Nelson, who is Black, said he was undergoing standard chemotherapy and radiation treatments at a different hospital when he asked for a meeting with his treatment team for an explanation of the treatment plan.
He said he was told by a doctor that he was wasting their time and that he was going to die anyway. Nelson said he felt the doctor’s comment was driven by racism—similar to other situations he has faced all his life.
He said he returned to Lathan, who had given him an initial second opinion on his course of treatment. Lathan agreed that it was the correct course and took the time to explain the plan.
Even though Lathan didn’t make any promises that the treatment would be successful, the difference, Nelson said, was that Lathan and his team treated him with dignity and respect. They also told him that they would fight for him as hard as he would fight for himself, he said.
When standard courses of treatment failed, Nelson’s doctors tried an approach that was brand new at the time—immunotherapy. He was introduced to Gordon Freeman, the HMS scientist at Dana-Farber whose lab developed the new immunotherapy protocol. Nelson told the students that his story is one of “faith, health care and science.”
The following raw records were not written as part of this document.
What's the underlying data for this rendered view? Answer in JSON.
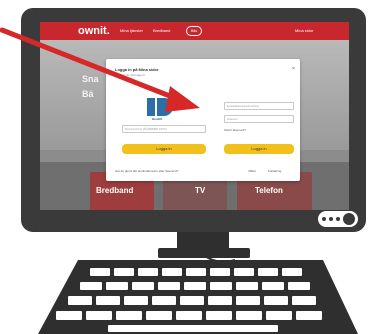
{
  "header": {
    "logo": "ownit.",
    "nav": [
      "Mina tjänster",
      "Bredband",
      "Bäs"
    ],
    "right": [
      "",
      "Mina sidor"
    ]
  },
  "hero": {
    "line1": "Sna",
    "line2": "Bä"
  },
  "modal": {
    "title": "Logga in på Mina sidor",
    "subtitle": "Välj hur du vill logga in",
    "close": "×",
    "bankid_label": "BankID",
    "personnummer_placeholder": "Personnummer (ÅÅÅÅMMDD-XXXX)",
    "email_placeholder": "E-postadress/personnummer",
    "password_placeholder": "Lösenord",
    "forgot": "Glömt lösenord?",
    "login_left": "Logga in",
    "login_right": "Logga in",
    "footer_question": "Har du glömt ditt användarnamn eller lösenord?",
    "footer_link_a": "Villkor",
    "footer_link_b": "Förklaring"
  },
  "cards": [
    {
      "label": "Bredband"
    },
    {
      "label": "TV"
    },
    {
      "label": "Telefon"
    }
  ],
  "colors": {
    "brand": "#c8282d",
    "button": "#f2c01a",
    "arrow": "#d62828"
  },
  "icons": {
    "arrow": "arrow-icon",
    "more": "more-dots-icon",
    "bankid": "bankid-icon"
  }
}
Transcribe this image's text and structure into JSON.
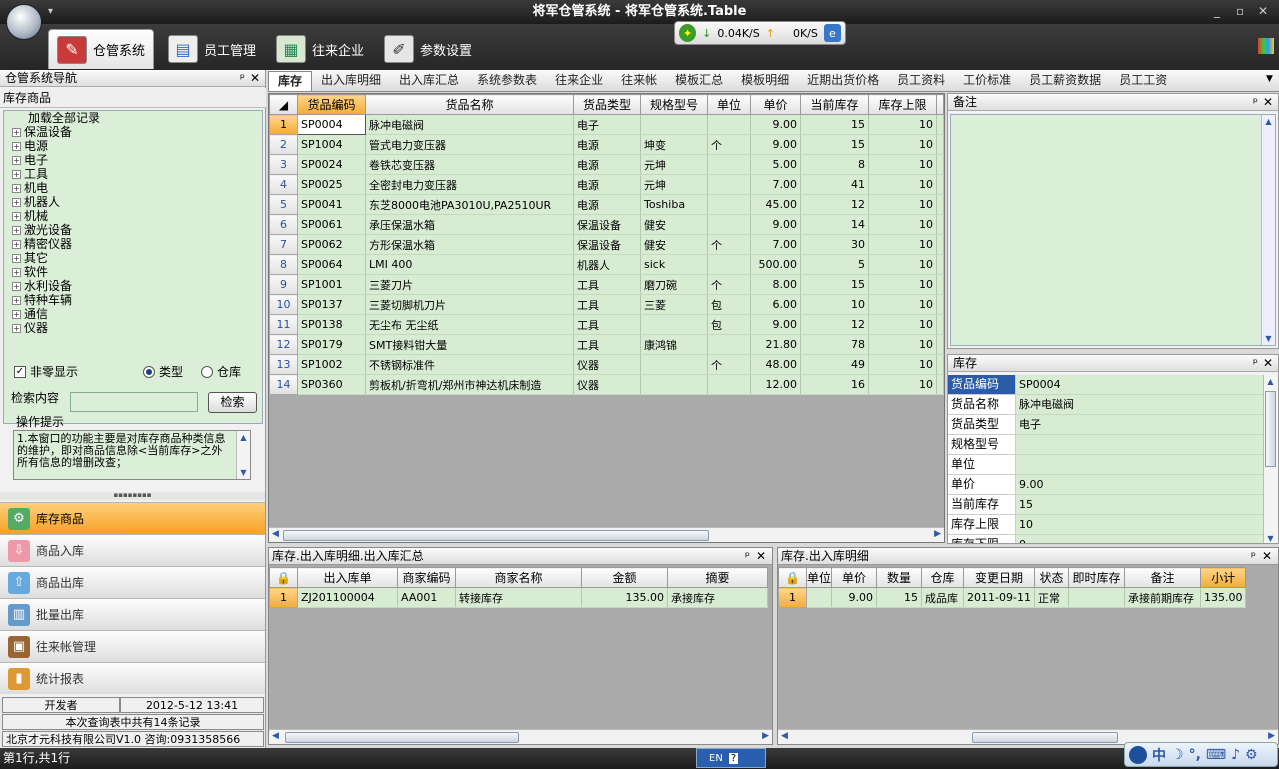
{
  "window": {
    "title": "将军仓管系统 - 将军仓管系统.Table",
    "min": "_",
    "restore": "▫",
    "close": "✕",
    "qa": "▾"
  },
  "ribbon_tabs": [
    {
      "label": "仓管系统",
      "icon": "warehouse-icon"
    },
    {
      "label": "员工管理",
      "icon": "staff-card-icon"
    },
    {
      "label": "往来企业",
      "icon": "company-icon"
    },
    {
      "label": "参数设置",
      "icon": "settings-pen-icon"
    }
  ],
  "network": {
    "down": "0.04K/S",
    "up": "0K/S"
  },
  "nav_panel": {
    "title": "仓管系统导航",
    "pin": "ᵖ",
    "close": "✕",
    "tree_header": "库存商品",
    "tree_root": "加载全部记录",
    "tree_items": [
      "保温设备",
      "电源",
      "电子",
      "工具",
      "机电",
      "机器人",
      "机械",
      "激光设备",
      "精密仪器",
      "其它",
      "软件",
      "水利设备",
      "特种车辆",
      "通信",
      "仪器"
    ],
    "nonzero_label": "非零显示",
    "radio_type": "类型",
    "radio_warehouse": "仓库",
    "search_label": "检索内容",
    "search_button": "检索",
    "tip_label": "操作提示",
    "tip_text": "1.本窗口的功能主要是对库存商品种类信息的维护，即对商品信息除<当前库存>之外所有信息的增删改查；",
    "splitter": "▪▪▪▪▪▪▪▪",
    "nav_items": [
      {
        "label": "库存商品",
        "icon": "robot-icon"
      },
      {
        "label": "商品入库",
        "icon": "inbound-icon"
      },
      {
        "label": "商品出库",
        "icon": "outbound-icon"
      },
      {
        "label": "批量出库",
        "icon": "batch-outbound-icon"
      },
      {
        "label": "往来帐管理",
        "icon": "briefcase-icon"
      },
      {
        "label": "统计报表",
        "icon": "bar-chart-icon"
      }
    ],
    "developer_label": "开发者",
    "datetime": "2012-5-12 13:41",
    "record_info": "本次查询表中共有14条记录",
    "company": "北京才元科技有限公司V1.0 咨询:0931358566"
  },
  "doc_tabs": [
    "库存",
    "出入库明细",
    "出入库汇总",
    "系统参数表",
    "往来企业",
    "往来帐",
    "模板汇总",
    "模板明细",
    "近期出货价格",
    "员工资料",
    "工价标准",
    "员工薪资数据",
    "员工工资"
  ],
  "main_grid": {
    "columns": [
      "货品编码",
      "货品名称",
      "货品类型",
      "规格型号",
      "单位",
      "单价",
      "当前库存",
      "库存上限"
    ],
    "rows": [
      {
        "n": "1",
        "code": "SP0004",
        "name": "脉冲电磁阀",
        "type": "电子",
        "spec": "",
        "unit": "",
        "price": "9.00",
        "stock": "15",
        "max": "10"
      },
      {
        "n": "2",
        "code": "SP1004",
        "name": "管式电力变压器",
        "type": "电源",
        "spec": "坤变",
        "unit": "个",
        "price": "9.00",
        "stock": "15",
        "max": "10"
      },
      {
        "n": "3",
        "code": "SP0024",
        "name": "卷铁芯变压器",
        "type": "电源",
        "spec": "元坤",
        "unit": "",
        "price": "5.00",
        "stock": "8",
        "max": "10"
      },
      {
        "n": "4",
        "code": "SP0025",
        "name": "全密封电力变压器",
        "type": "电源",
        "spec": "元坤",
        "unit": "",
        "price": "7.00",
        "stock": "41",
        "max": "10"
      },
      {
        "n": "5",
        "code": "SP0041",
        "name": "东芝8000电池PA3010U,PA2510UR",
        "type": "电源",
        "spec": "Toshiba",
        "unit": "",
        "price": "45.00",
        "stock": "12",
        "max": "10"
      },
      {
        "n": "6",
        "code": "SP0061",
        "name": "承压保温水箱",
        "type": "保温设备",
        "spec": "健安",
        "unit": "",
        "price": "9.00",
        "stock": "14",
        "max": "10"
      },
      {
        "n": "7",
        "code": "SP0062",
        "name": "方形保温水箱",
        "type": "保温设备",
        "spec": "健安",
        "unit": "个",
        "price": "7.00",
        "stock": "30",
        "max": "10"
      },
      {
        "n": "8",
        "code": "SP0064",
        "name": "LMI 400",
        "type": "机器人",
        "spec": "sick",
        "unit": "",
        "price": "500.00",
        "stock": "5",
        "max": "10"
      },
      {
        "n": "9",
        "code": "SP1001",
        "name": "三菱刀片",
        "type": "工具",
        "spec": "磨刀碗",
        "unit": "个",
        "price": "8.00",
        "stock": "15",
        "max": "10"
      },
      {
        "n": "10",
        "code": "SP0137",
        "name": "三菱切脚机刀片",
        "type": "工具",
        "spec": "三菱",
        "unit": "包",
        "price": "6.00",
        "stock": "10",
        "max": "10"
      },
      {
        "n": "11",
        "code": "SP0138",
        "name": "无尘布 无尘纸",
        "type": "工具",
        "spec": "",
        "unit": "包",
        "price": "9.00",
        "stock": "12",
        "max": "10"
      },
      {
        "n": "12",
        "code": "SP0179",
        "name": "SMT接料钳大量",
        "type": "工具",
        "spec": "康鸿锦",
        "unit": "",
        "price": "21.80",
        "stock": "78",
        "max": "10"
      },
      {
        "n": "13",
        "code": "SP1002",
        "name": "不锈钢标准件",
        "type": "仪器",
        "spec": "",
        "unit": "个",
        "price": "48.00",
        "stock": "49",
        "max": "10"
      },
      {
        "n": "14",
        "code": "SP0360",
        "name": "剪板机/折弯机/郑州市神达机床制造",
        "type": "仪器",
        "spec": "",
        "unit": "",
        "price": "12.00",
        "stock": "16",
        "max": "10"
      }
    ]
  },
  "note_pane": {
    "title": "备注"
  },
  "detail_pane": {
    "title": "库存",
    "fields": [
      {
        "label": "货品编码",
        "value": "SP0004"
      },
      {
        "label": "货品名称",
        "value": "脉冲电磁阀"
      },
      {
        "label": "货品类型",
        "value": "电子"
      },
      {
        "label": "规格型号",
        "value": ""
      },
      {
        "label": "单位",
        "value": ""
      },
      {
        "label": "单价",
        "value": "9.00"
      },
      {
        "label": "当前库存",
        "value": "15"
      },
      {
        "label": "库存上限",
        "value": "10"
      },
      {
        "label": "库存下限",
        "value": "0"
      }
    ]
  },
  "bottom_left": {
    "title": "库存.出入库明细.出入库汇总",
    "columns": [
      "出入库单",
      "商家编码",
      "商家名称",
      "金额",
      "摘要"
    ],
    "rows": [
      {
        "n": "1",
        "doc": "ZJ201100004",
        "code": "AA001",
        "name": "转接库存",
        "amount": "135.00",
        "memo": "承接库存"
      }
    ]
  },
  "bottom_right": {
    "title": "库存.出入库明细",
    "columns": [
      "单位",
      "单价",
      "数量",
      "仓库",
      "变更日期",
      "状态",
      "即时库存",
      "备注",
      "小计"
    ],
    "rows": [
      {
        "n": "1",
        "unit": "",
        "price": "9.00",
        "qty": "15",
        "wh": "成品库",
        "date": "2011-09-11",
        "status": "正常",
        "instant": "",
        "note": "承接前期库存",
        "subtotal": "135.00"
      }
    ]
  },
  "status": {
    "text": "第1行,共1行",
    "ime_lang": "EN",
    "ime_help": "?",
    "tray_text": "中",
    "tray_moon": "☽"
  }
}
The students had many questions for Guarino and Nelson about how to communicate with patients if they were homeless, on drugs, or lacking resources or insurance. And they asked for the best way to broach sensitive topics, such as the possibility that a treatment might not work.
Hundert, who was moderating the session, said giving a patient one’s full attention is critical. He said the School will teach the students, through classes, research and practice, how to develop their patient-relation skills—even how to deliver bad news, which they will learn to do with empathy, he said.
“Compassion is the key. If you don’t have it, you’re not going to be a good doctor,” said Guarino.
Hundert closed the session quoting from Francis Weld Peabody’s essay, “The Care of the Patient.”
“The secret of the care of the patient is in caring for the patient.”
HMS and HSDM students are assigned to one of five academic societies that become their home base while they are in the School—a place where they can seek academic and career advising but also find camaraderie with their peers.
This year, instead of gathering with their societies in a classroom for lunch, each society held individual video calls, gathering the students together to meet their advisory deans and introduce themselves.
View the photo gallery below of the society gatherings.